Requirement |
Copy each line below in which the string "text" appears.
(Beginning of Data for review)
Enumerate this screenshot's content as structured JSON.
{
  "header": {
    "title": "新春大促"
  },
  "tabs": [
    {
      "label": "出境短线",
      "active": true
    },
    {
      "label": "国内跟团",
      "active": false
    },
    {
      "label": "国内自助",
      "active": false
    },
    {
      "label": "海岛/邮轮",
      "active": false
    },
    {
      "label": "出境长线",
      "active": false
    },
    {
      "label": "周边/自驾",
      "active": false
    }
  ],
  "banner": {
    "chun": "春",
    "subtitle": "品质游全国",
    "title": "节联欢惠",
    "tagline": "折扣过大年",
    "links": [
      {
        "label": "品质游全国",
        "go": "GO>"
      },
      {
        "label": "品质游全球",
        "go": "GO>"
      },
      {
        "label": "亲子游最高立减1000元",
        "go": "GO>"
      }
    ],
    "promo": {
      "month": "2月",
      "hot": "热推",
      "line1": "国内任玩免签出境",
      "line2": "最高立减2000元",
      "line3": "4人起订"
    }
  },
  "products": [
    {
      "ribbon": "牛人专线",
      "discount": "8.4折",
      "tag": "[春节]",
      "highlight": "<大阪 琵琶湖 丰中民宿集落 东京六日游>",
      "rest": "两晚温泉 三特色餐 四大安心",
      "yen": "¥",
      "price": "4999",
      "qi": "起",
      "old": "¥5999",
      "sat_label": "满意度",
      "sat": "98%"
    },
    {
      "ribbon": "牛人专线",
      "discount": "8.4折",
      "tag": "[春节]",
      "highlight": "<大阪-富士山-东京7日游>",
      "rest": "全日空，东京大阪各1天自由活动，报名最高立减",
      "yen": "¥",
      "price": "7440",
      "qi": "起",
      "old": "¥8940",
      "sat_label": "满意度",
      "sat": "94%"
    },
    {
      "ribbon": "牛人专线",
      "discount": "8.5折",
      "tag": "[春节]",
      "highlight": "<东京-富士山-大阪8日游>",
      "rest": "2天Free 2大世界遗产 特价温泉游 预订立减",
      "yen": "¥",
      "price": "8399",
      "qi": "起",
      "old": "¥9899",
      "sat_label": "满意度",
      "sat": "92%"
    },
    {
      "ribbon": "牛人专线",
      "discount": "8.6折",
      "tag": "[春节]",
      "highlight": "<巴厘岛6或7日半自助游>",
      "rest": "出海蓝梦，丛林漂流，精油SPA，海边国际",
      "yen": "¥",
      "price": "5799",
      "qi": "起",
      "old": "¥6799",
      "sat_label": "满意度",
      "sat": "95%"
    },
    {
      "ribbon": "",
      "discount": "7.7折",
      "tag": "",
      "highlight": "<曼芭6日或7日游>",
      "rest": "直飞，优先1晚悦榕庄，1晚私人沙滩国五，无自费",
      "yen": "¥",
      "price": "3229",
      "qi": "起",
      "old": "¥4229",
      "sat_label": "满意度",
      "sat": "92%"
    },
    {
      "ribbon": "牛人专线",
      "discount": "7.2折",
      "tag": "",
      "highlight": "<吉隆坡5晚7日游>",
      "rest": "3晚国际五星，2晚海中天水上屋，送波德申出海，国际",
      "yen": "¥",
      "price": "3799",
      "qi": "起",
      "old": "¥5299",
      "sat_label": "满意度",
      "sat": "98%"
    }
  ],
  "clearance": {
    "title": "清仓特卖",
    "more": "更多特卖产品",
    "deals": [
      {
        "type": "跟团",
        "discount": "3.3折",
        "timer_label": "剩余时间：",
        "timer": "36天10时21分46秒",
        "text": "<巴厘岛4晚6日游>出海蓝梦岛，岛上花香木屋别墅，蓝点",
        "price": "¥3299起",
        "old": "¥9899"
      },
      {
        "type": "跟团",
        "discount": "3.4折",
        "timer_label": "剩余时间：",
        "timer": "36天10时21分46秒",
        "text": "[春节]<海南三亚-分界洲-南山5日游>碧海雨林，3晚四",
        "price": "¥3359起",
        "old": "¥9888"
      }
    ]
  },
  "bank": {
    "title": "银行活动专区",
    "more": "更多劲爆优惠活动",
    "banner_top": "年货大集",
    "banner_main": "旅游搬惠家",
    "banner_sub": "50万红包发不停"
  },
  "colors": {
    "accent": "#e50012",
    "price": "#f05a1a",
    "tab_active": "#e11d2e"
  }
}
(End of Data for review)
Answer box |
        "text": "<巴厘岛4晚6日游>出海蓝梦岛，岛上花香木屋别墅，蓝点",
        "text": "[春节]<海南三亚-分界洲-南山5日游>碧海雨林，3晚四",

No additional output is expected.